Monday, June 18, 2012

Determining the purpose of training

Like in the case of any other business, the training business within an organization begins with determining the very purpose of offering training. This might seem obvious but I find very often that Training Managers in the business haven’t exactly asked themselves or their management these fundamental questions. Why are we offering training? A clear answer to this question is often the starting point for the Training Manager to think through, plan, prioritize and most importantly seek the required funding from upper management. 

Most CEOs pay plenty of lip-service to training but don’t back up their training managers with the required resources. The Training managers for their part often fail to ask the right questions of their upper management when it comes to making the case for the required resources and funds to build a training business how so ever small it might be. If I got a few pennies each time I heard a training manager say “I don’t have those kinds of funds” I will be writing this piece from my permanent beach house in a far away exotic island. In this article I hope to provide some ammunition or at least some food for thought for Training managers especially those who think that they don’t have the funds but still entertain great dreams of building a successful training offering.

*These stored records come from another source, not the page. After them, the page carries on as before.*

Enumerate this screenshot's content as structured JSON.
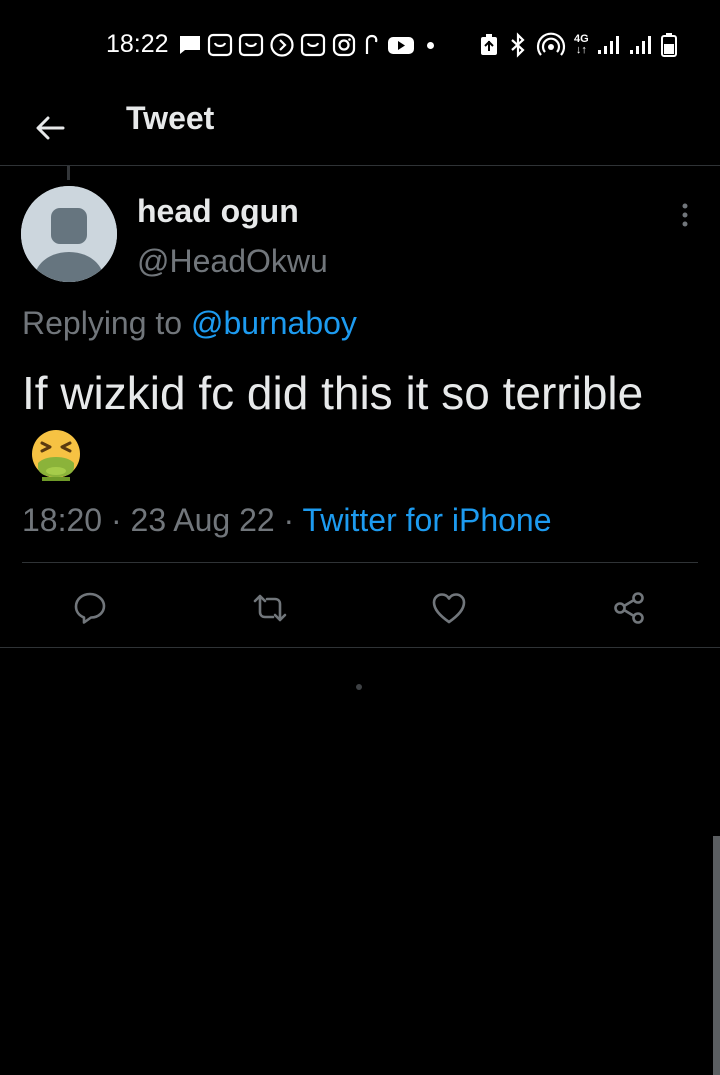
{
  "status_bar": {
    "time": "18:22",
    "notification_icons": [
      "message-icon",
      "app-icon",
      "app-icon",
      "play-circle-icon",
      "app-icon",
      "instagram-icon",
      "p-icon",
      "youtube-icon",
      "dot-icon"
    ],
    "system_icons": [
      "battery-saver-icon",
      "bluetooth-icon",
      "hotspot-icon",
      "network-4g-icon",
      "signal-icon",
      "signal-icon",
      "battery-icon"
    ],
    "network_label": "4G"
  },
  "header": {
    "title": "Tweet"
  },
  "tweet": {
    "author": {
      "display_name": "head ogun",
      "handle": "@HeadOkwu"
    },
    "replying_prefix": "Replying to ",
    "replying_to": "@burnaboy",
    "text": "If wizkid fc did this it so terrible",
    "emoji": "vomiting-face",
    "time": "18:20",
    "separator": " · ",
    "date": "23 Aug 22",
    "source": "Twitter for iPhone"
  },
  "actions": [
    "reply-icon",
    "retweet-icon",
    "like-icon",
    "share-icon"
  ],
  "colors": {
    "background": "#000000",
    "text": "#e7e9ea",
    "secondary": "#71767b",
    "accent": "#1d9bf0",
    "divider": "#2f3336",
    "avatar_bg": "#ccd6dd",
    "avatar_fg": "#66757f"
  }
}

At a high-level, training offered by organizations can be for direct, easily measurable benefits for the organization. For example, it can be for the purpose of generating revenue. i.e., it is a profit-motive. In such cases, it’s often a case of calculating the ROI. How much does it cost to deliver training both in terms of costs for technology, the time of the course developers, instructors etc. How much revenue can I generate? If the case for an acceptable ROI can be made, then the next question boils down to how quickly can I scale this business? Are my costs going to increase significantly in order to scale the business or does my business scale with incremental cost increases?
Can I generate revenue by better utilizing my resources? These are just a handful of questions. But in general, if Training is viewed as a profit generation vehicle in your organization then things are relatively cut and dry and it boils down to how much of an investment the management is willing to put into the business and how effectively it can add to the bottom line. 

In other cases, training might be offered for in-direct benefits. For example, customers get better value from your products when they are better trained. This in turn could result in customers buying more of your products/services. But this is often hard to measure and quantify although clearly there is a direct benefit to the organization realized through this indirect means. 

When customers are better trained it results in reduced number of support calls. The reality is that every time a support call comes in, the organization incurs a cost. Not to mention, depending on how easily the issue is resolved the customer might be happy or frustrated with your product and this could impact sales. Besides, better trained employees means greater employee satisfaction, increased productivity, and organizational efficiency among other benefits. 

Another use of training employees is to improve productivity. Once again, an indirect benefit, whose impact is often hard to measure and quantify. Yet another benefit of training is to better educate your partners so they can help with product sales. If you partners are better trained they will be better positioned to talk about your core value proposition and address objections from their prospects. Once again, better training, translates to a more knowledgeable and effective partner network. 

In some organizations training is offered for both direct and indirect benefits. These are just a few examples of the importance of training to an organization. If an organization is serious about realizing the full potential of training, its leadership at various levels must be willing to allocate the required resources to make its training effort a reality.  Once this is in place then its a question of execution, followed by analysis of the success metrics and the learner feedback and constantly tweaking the offerings to maximize returns.